▶ _WHAT YOU SHOULD DO_
Please give nothing except the number of lines in the records below that include the word "Transport".

(Source data)
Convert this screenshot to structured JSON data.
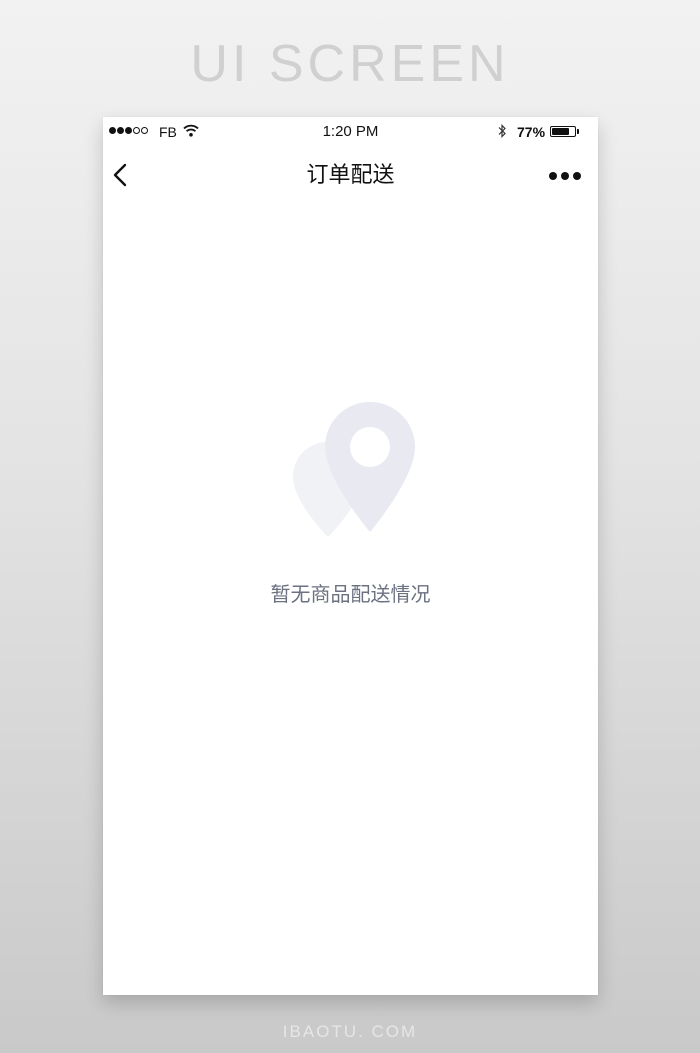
{
  "banner": {
    "title": "UI SCREEN"
  },
  "status_bar": {
    "carrier": "FB",
    "time": "1:20 PM",
    "battery_percent": "77%",
    "battery_level": 0.77,
    "signal_bars_filled": 3,
    "signal_bars_total": 5
  },
  "nav": {
    "title": "订单配送",
    "back_icon": "chevron-left-icon",
    "more_icon": "more-horizontal-icon"
  },
  "empty_state": {
    "icon": "location-pin-icon",
    "message": "暂无商品配送情况"
  },
  "footer": {
    "text": "IBAOTU. COM"
  },
  "colors": {
    "icon_tint": "#e8e9f1",
    "message_text": "#6b7180",
    "nav_text": "#111111"
  }
}
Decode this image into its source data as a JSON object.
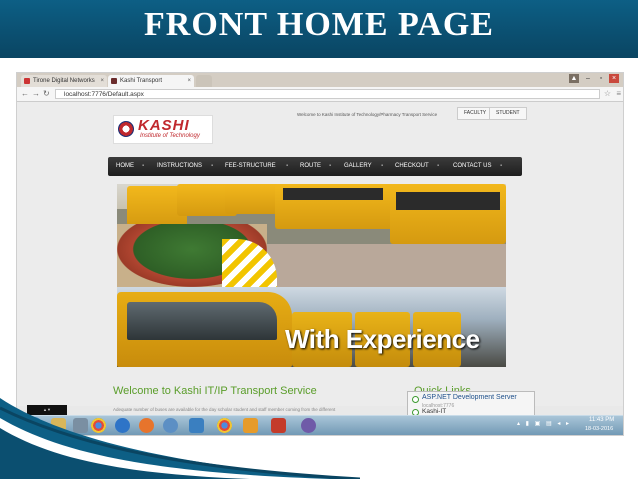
{
  "slide": {
    "title": "FRONT HOME PAGE"
  },
  "browser": {
    "tabs": [
      {
        "label": "Tirone Digital Networks",
        "active": false
      },
      {
        "label": "Kashi Transport",
        "active": true
      }
    ],
    "url": "localhost:7776/Default.aspx"
  },
  "site": {
    "logo_name": "KASHI",
    "logo_sub": "Institute of Technology",
    "welcome_top": "Welcome to Kashi Institute of Technology/Pharmacy Transport Service",
    "top_buttons": [
      "FACULTY",
      "STUDENT"
    ],
    "nav": [
      "HOME",
      "INSTRUCTIONS",
      "FEE-STRUCTURE",
      "ROUTE",
      "GALLERY",
      "CHECKOUT",
      "CONTACT US"
    ],
    "hero_tagline": "With Experience",
    "welcome_heading": "Welcome to Kashi IT/IP Transport Service",
    "welcome_text": "Adequate number of buses are available for the day scholar student and staff member coming from the different",
    "quick_links_heading": "Quick Links"
  },
  "notification": {
    "title": "ASP.NET Development Server",
    "subtitle": "localhost:7776",
    "item": "Kashi-IT"
  },
  "taskbar": {
    "time": "11:43 PM",
    "date": "18-03-2016"
  },
  "colors": {
    "banner": "#0b4f70",
    "brand_red": "#c0282d",
    "heading_green": "#5a9d2a",
    "nav_bg": "#262626"
  }
}
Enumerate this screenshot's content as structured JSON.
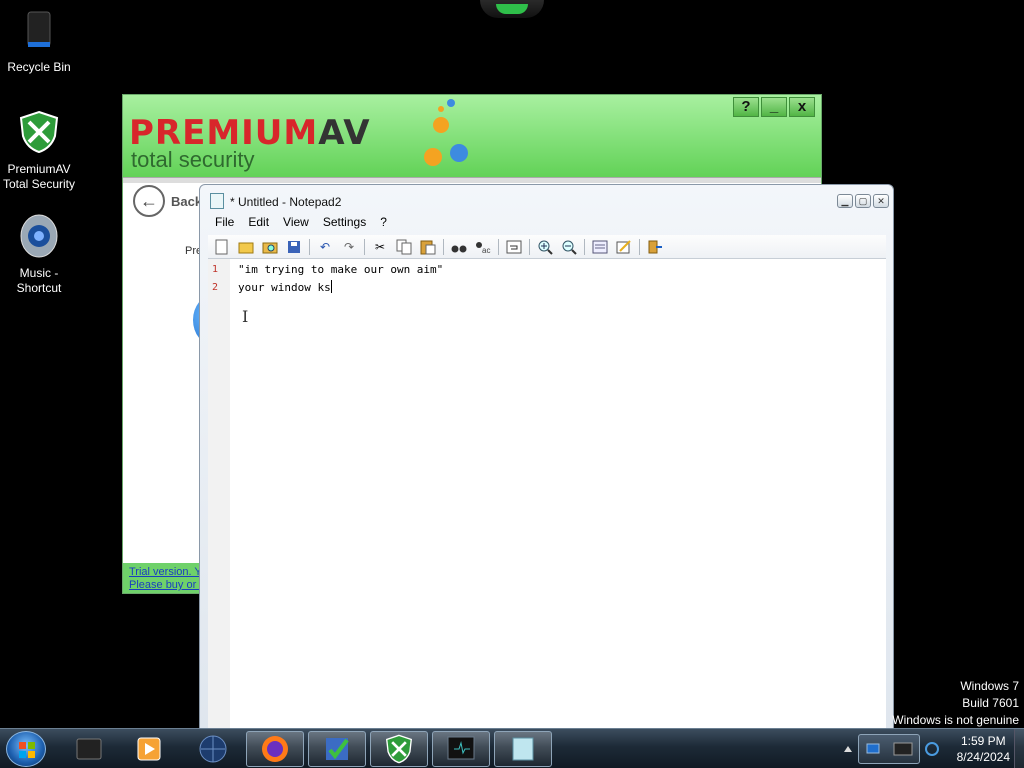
{
  "desktop": {
    "icons": [
      {
        "label": "Recycle Bin"
      },
      {
        "label": "PremiumAV\nTotal Security"
      },
      {
        "label": "Music -\nShortcut"
      }
    ]
  },
  "premiumav": {
    "logo_main": "PREMIUM",
    "logo_av": "AV",
    "subtitle": "total security",
    "help_label": "?",
    "minimize_label": "_",
    "close_label": "x",
    "back_label": "Back",
    "pre_text": "Pre",
    "footer_line1": "Trial version. Y",
    "footer_line2": "Please buy or a"
  },
  "notepad": {
    "title": "* Untitled - Notepad2",
    "menu": [
      "File",
      "Edit",
      "View",
      "Settings",
      "?"
    ],
    "lines": [
      {
        "num": "1",
        "text": "\"im trying to make our own aim\""
      },
      {
        "num": "2",
        "text": "your window ks"
      }
    ]
  },
  "genuine_notice": {
    "line1": "Windows 7",
    "line2": "Build 7601",
    "line3": "Windows is not genuine"
  },
  "taskbar": {
    "time": "1:59 PM",
    "date": "8/24/2024"
  },
  "colors": {
    "pav_green": "#62d257",
    "pav_red": "#d8262b",
    "line_number": "#c0342a"
  }
}
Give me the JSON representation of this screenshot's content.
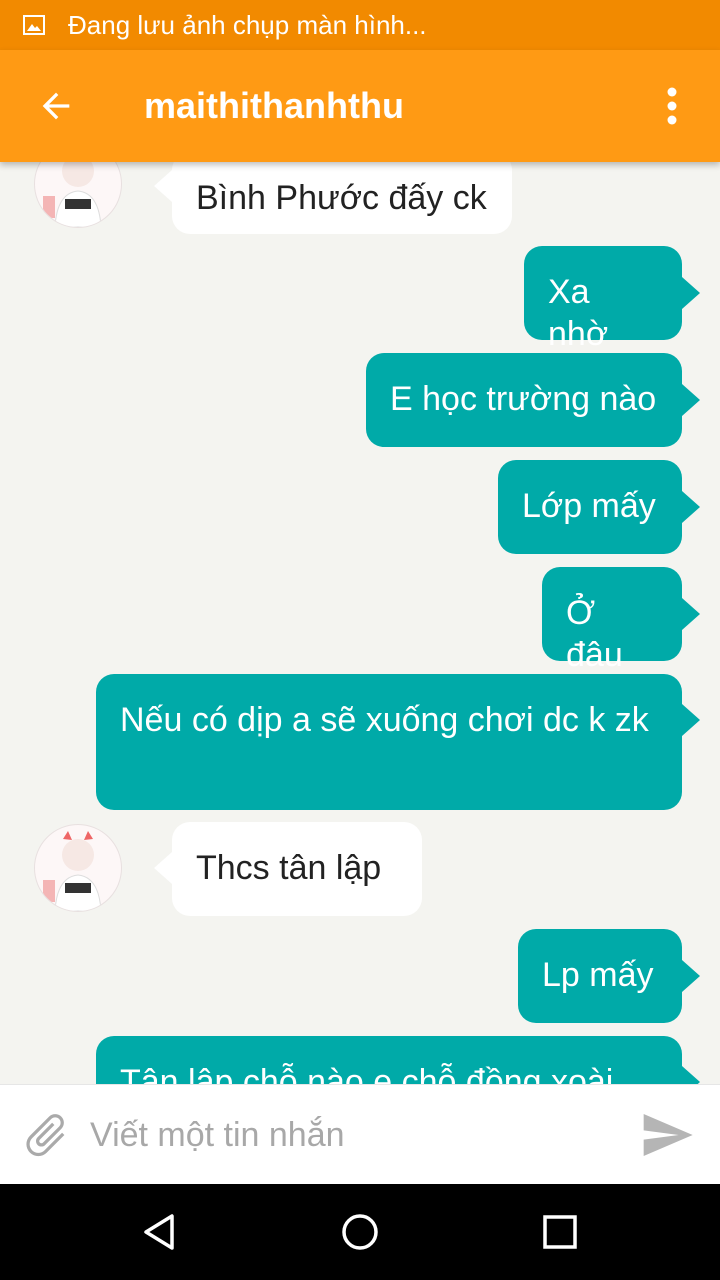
{
  "status_bar": {
    "icon": "image-icon",
    "text": "Đang lưu ảnh chụp màn hình..."
  },
  "app_bar": {
    "back_icon": "arrow-left-icon",
    "title": "maithithanhthu",
    "menu_icon": "more-vert-icon"
  },
  "colors": {
    "status_bar": "#f28a00",
    "app_bar": "#ff9a14",
    "outgoing_bubble": "#00aaa8",
    "incoming_bubble": "#ffffff",
    "background": "#f4f4f0"
  },
  "messages": [
    {
      "direction": "incoming",
      "text": "Bình Phước đấy ck"
    },
    {
      "direction": "outgoing",
      "text": "Xa nhờ"
    },
    {
      "direction": "outgoing",
      "text": "E học trường nào"
    },
    {
      "direction": "outgoing",
      "text": "Lớp mấy"
    },
    {
      "direction": "outgoing",
      "text": "Ở đâu"
    },
    {
      "direction": "outgoing",
      "text": "Nếu có dịp a sẽ xuống chơi dc k zk"
    },
    {
      "direction": "incoming",
      "text": "Thcs tân lập"
    },
    {
      "direction": "outgoing",
      "text": "Lp mấy"
    },
    {
      "direction": "outgoing",
      "text": "Tân lập chỗ nào e chỗ đồng xoài"
    }
  ],
  "composer": {
    "attach_icon": "paperclip-icon",
    "placeholder": "Viết một tin nhắn",
    "send_icon": "send-icon"
  },
  "nav_bar": {
    "back_icon": "triangle-back-icon",
    "home_icon": "circle-home-icon",
    "recents_icon": "square-recents-icon"
  }
}
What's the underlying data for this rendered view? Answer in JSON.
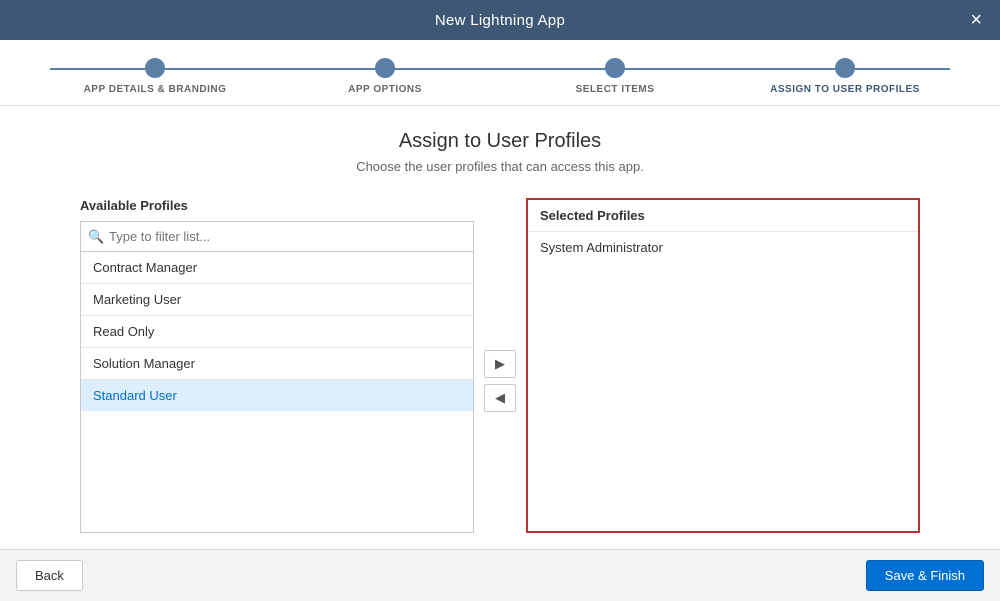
{
  "titleBar": {
    "title": "New Lightning App",
    "closeLabel": "×"
  },
  "stepper": {
    "steps": [
      {
        "id": "app-details",
        "label": "APP DETAILS & BRANDING",
        "active": false
      },
      {
        "id": "app-options",
        "label": "APP OPTIONS",
        "active": false
      },
      {
        "id": "select-items",
        "label": "SELECT ITEMS",
        "active": false
      },
      {
        "id": "assign-profiles",
        "label": "ASSIGN TO USER PROFILES",
        "active": true
      }
    ]
  },
  "page": {
    "title": "Assign to User Profiles",
    "subtitle": "Choose the user profiles that can access this app."
  },
  "availableProfiles": {
    "panelTitle": "Available Profiles",
    "filterPlaceholder": "Type to filter list...",
    "items": [
      {
        "id": "contract-manager",
        "label": "Contract Manager",
        "selected": false
      },
      {
        "id": "marketing-user",
        "label": "Marketing User",
        "selected": false
      },
      {
        "id": "read-only",
        "label": "Read Only",
        "selected": false
      },
      {
        "id": "solution-manager",
        "label": "Solution Manager",
        "selected": false
      },
      {
        "id": "standard-user",
        "label": "Standard User",
        "selected": true
      }
    ]
  },
  "arrows": {
    "moveRight": "▶",
    "moveLeft": "◀"
  },
  "selectedProfiles": {
    "panelTitle": "Selected Profiles",
    "items": [
      {
        "id": "system-admin",
        "label": "System Administrator"
      }
    ]
  },
  "footer": {
    "backLabel": "Back",
    "saveLabel": "Save & Finish"
  }
}
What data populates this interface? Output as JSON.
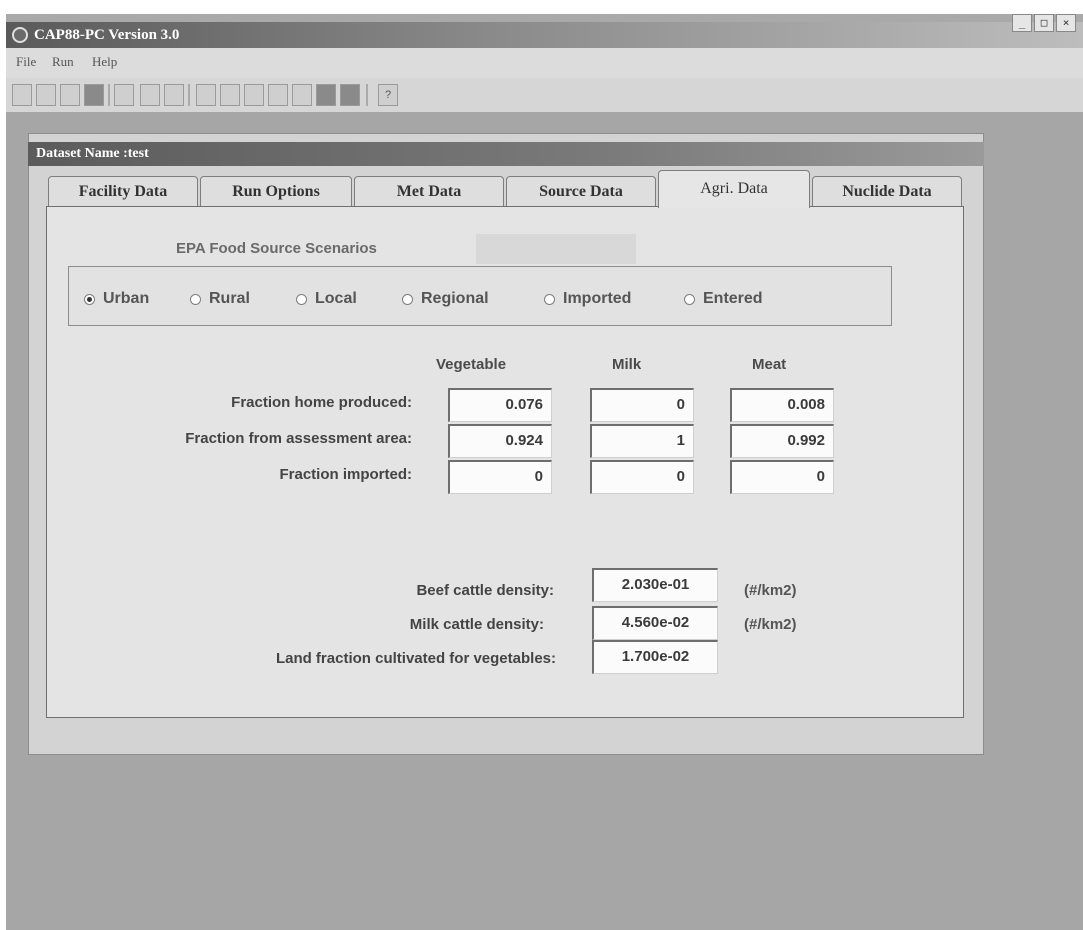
{
  "window": {
    "title": "CAP88-PC Version 3.0",
    "controls": [
      "_",
      "□",
      "×"
    ]
  },
  "menu": {
    "items": [
      "File",
      "Run",
      "Help"
    ]
  },
  "toolbar": {
    "help_label": "?"
  },
  "dialog": {
    "title": "Dataset Name :test",
    "tabs": [
      "Facility Data",
      "Run Options",
      "Met Data",
      "Source Data",
      "Agri. Data",
      "Nuclide Data"
    ],
    "active_tab": "Agri. Data"
  },
  "scenarios": {
    "label": "EPA Food Source Scenarios",
    "options": [
      "Urban",
      "Rural",
      "Local",
      "Regional",
      "Imported",
      "Entered"
    ],
    "selected": "Urban"
  },
  "fractions": {
    "columns": [
      "Vegetable",
      "Milk",
      "Meat"
    ],
    "rows": [
      {
        "label": "Fraction home produced:",
        "values": [
          "0.076",
          "0",
          "0.008"
        ]
      },
      {
        "label": "Fraction from assessment area:",
        "values": [
          "0.924",
          "1",
          "0.992"
        ]
      },
      {
        "label": "Fraction imported:",
        "values": [
          "0",
          "0",
          "0"
        ]
      }
    ]
  },
  "densities": [
    {
      "label": "Beef cattle density:",
      "value": "2.030e-01",
      "unit": "(#/km2)"
    },
    {
      "label": "Milk cattle density:",
      "value": "4.560e-02",
      "unit": "(#/km2)"
    },
    {
      "label": "Land fraction cultivated for vegetables:",
      "value": "1.700e-02",
      "unit": ""
    }
  ]
}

▶ _WRITTEN SOLUTION_
3